The Washington tight ends accomplished little in 2010, something Steve Sarkisian vows to change.
All week here at Sportspress Northwest, we’ll breakdown the different units that comprise the Washington football team. A look back and a look forward for the (gasp!) 7-6 Huskies of 2010. On to the tight ends. Washington would scheme to often use the tight end as a receiving option.
What was thought prior to the season: Chris Izbicki would take on the role vacated by Kavario Middleton when Middleton left. Marlion Barnett would backup Izbicki and true freshman Michael Hartvigson would get a look.
What we saw during the season: A disaster. Izbicki was not able to become the pass-catching replacement envisioned, Hartvigson hurt his shoulder and Barnett wasn’t quite ready. As the season progressed, the use of the tight end regressed. Washington essentially discarded all aspects of the tight end in the passing game, a major blow to head coach Steve Sarkisian’s scheming. Izbicki eventually left the team shortly before the Holiday Bowl and finished with two catches on the year.
What’s next for this group: An anticipated large upgrade via Hartvigson’s recovery and the arrival of Austin Seferian-Jenkins. Large is the key term, with Hartvigson at 6-6, 236 pounds, anticipate that to move to 245 by spring, and Seferian-Jenkins, who is 6-6, 250. Those two coupled with Barnett, who will be in his third year in the system, suddenly produce apparent depth at tight end. It will be interesting to see if Washington ultimately pictures Seferian-Jenkins as a pass-catching tight end or if it moves him to the offensive line.

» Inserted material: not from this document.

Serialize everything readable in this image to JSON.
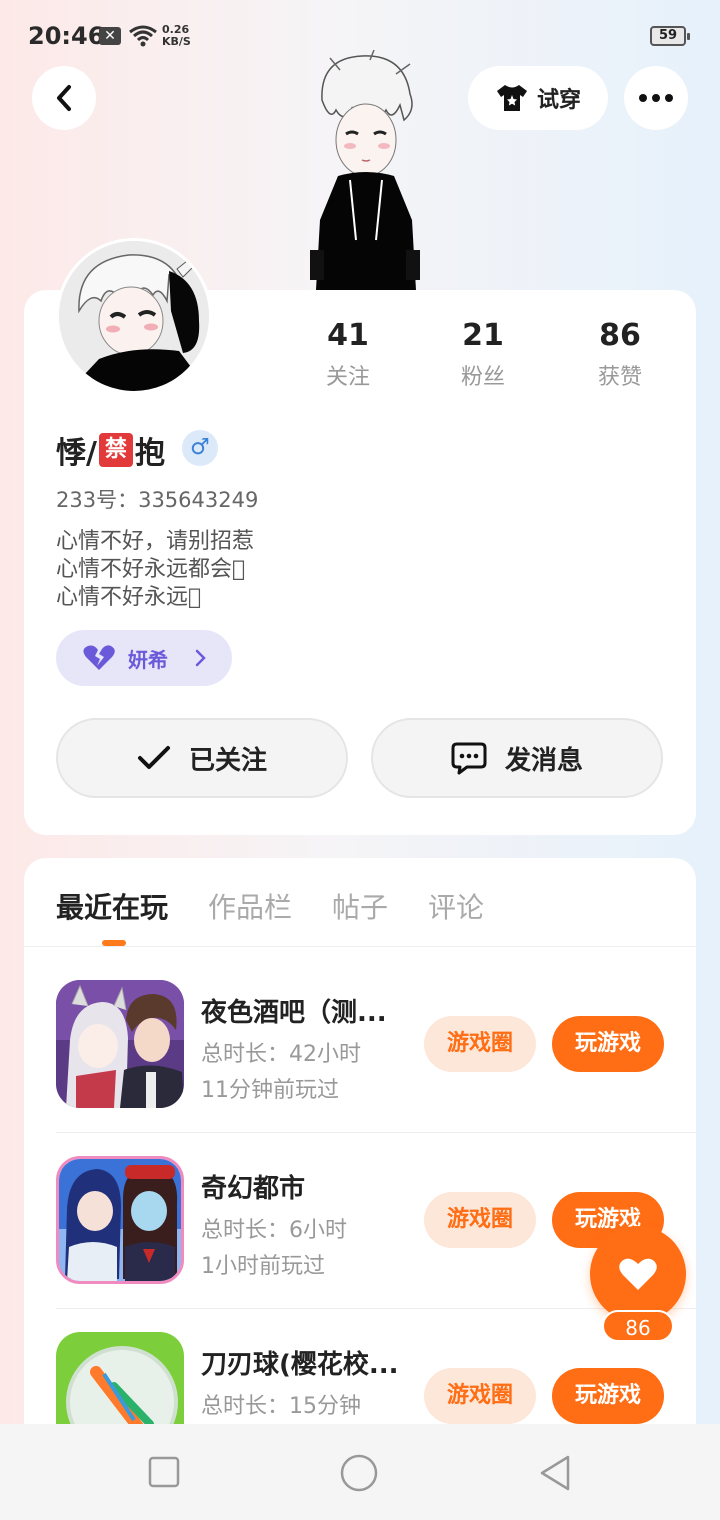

“I think the tight end position is an area one where we can really improve in — not only with the current players on our roster, but as a focus in recruiting,” Sarkisian said. “It’s an aspect of our offense that we’re accustomed to using not only in the pass game but in the run game. So it’s going to be a point of emphasis for us to get back to being a part of who we are as an offensive football team.”